■ **Exercise instructions**
Could you copy every entry exactly, with nothing changed?

────────

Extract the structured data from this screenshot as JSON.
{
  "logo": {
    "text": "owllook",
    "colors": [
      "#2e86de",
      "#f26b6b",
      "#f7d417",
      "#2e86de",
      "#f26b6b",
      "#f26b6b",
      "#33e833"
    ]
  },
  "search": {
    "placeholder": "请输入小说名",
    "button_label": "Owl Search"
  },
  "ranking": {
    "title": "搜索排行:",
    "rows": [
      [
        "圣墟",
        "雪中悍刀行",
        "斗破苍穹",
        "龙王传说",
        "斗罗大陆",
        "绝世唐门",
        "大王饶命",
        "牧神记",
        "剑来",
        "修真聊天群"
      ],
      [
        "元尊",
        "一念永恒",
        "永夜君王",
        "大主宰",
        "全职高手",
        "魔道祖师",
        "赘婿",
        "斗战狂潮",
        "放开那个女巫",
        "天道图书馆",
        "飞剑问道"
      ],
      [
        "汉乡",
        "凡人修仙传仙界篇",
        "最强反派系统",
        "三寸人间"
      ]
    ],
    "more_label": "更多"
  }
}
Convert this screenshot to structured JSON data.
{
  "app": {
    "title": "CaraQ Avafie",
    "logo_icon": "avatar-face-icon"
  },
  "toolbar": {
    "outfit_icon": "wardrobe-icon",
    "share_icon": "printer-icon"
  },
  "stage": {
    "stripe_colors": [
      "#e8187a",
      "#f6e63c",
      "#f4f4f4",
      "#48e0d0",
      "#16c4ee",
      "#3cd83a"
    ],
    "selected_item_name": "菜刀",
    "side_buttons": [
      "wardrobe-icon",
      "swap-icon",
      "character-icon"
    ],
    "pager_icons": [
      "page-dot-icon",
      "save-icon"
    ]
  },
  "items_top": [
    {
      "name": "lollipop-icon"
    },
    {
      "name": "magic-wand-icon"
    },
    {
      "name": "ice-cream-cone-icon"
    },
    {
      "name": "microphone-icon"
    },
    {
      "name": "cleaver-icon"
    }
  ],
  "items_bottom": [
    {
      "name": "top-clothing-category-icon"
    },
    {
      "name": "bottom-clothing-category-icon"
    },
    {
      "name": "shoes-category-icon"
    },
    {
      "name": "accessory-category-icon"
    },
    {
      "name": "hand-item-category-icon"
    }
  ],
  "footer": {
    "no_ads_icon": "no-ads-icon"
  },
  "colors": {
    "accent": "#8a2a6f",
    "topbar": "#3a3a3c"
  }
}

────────

■ **Exercise answer**
Extract the structured data from this screenshot as JSON.
{
  "logo": {
    "text": "owllook",
    "colors": [
      "#2e86de",
      "#f26b6b",
      "#f7d417",
      "#2e86de",
      "#f26b6b",
      "#f26b6b",
      "#33e833"
    ]
  },
  "search": {
    "placeholder": "请输入小说名",
    "button_label": "Owl Search"
  },
  "ranking": {
    "title": "搜索排行:",
    "rows": [
      [
        "圣墟",
        "雪中悍刀行",
        "斗破苍穹",
        "龙王传说",
        "斗罗大陆",
        "绝世唐门",
        "大王饶命",
        "牧神记",
        "剑来",
        "修真聊天群"
      ],
      [
        "元尊",
        "一念永恒",
        "永夜君王",
        "大主宰",
        "全职高手",
        "魔道祖师",
        "赘婿",
        "斗战狂潮",
        "放开那个女巫",
        "天道图书馆",
        "飞剑问道"
      ],
      [
        "汉乡",
        "凡人修仙传仙界篇",
        "最强反派系统",
        "三寸人间"
      ]
    ],
    "more_label": "更多"
  }
}
Convert this screenshot to structured JSON data.
{
  "app": {
    "title": "CaraQ Avafie",
    "logo_icon": "avatar-face-icon"
  },
  "toolbar": {
    "outfit_icon": "wardrobe-icon",
    "share_icon": "printer-icon"
  },
  "stage": {
    "stripe_colors": [
      "#e8187a",
      "#f6e63c",
      "#f4f4f4",
      "#48e0d0",
      "#16c4ee",
      "#3cd83a"
    ],
    "selected_item_name": "菜刀",
    "side_buttons": [
      "wardrobe-icon",
      "swap-icon",
      "character-icon"
    ],
    "pager_icons": [
      "page-dot-icon",
      "save-icon"
    ]
  },
  "items_top": [
    {
      "name": "lollipop-icon"
    },
    {
      "name": "magic-wand-icon"
    },
    {
      "name": "ice-cream-cone-icon"
    },
    {
      "name": "microphone-icon"
    },
    {
      "name": "cleaver-icon"
    }
  ],
  "items_bottom": [
    {
      "name": "top-clothing-category-icon"
    },
    {
      "name": "bottom-clothing-category-icon"
    },
    {
      "name": "shoes-category-icon"
    },
    {
      "name": "accessory-category-icon"
    },
    {
      "name": "hand-item-category-icon"
    }
  ],
  "footer": {
    "no_ads_icon": "no-ads-icon"
  },
  "colors": {
    "accent": "#8a2a6f",
    "topbar": "#3a3a3c"
  }
}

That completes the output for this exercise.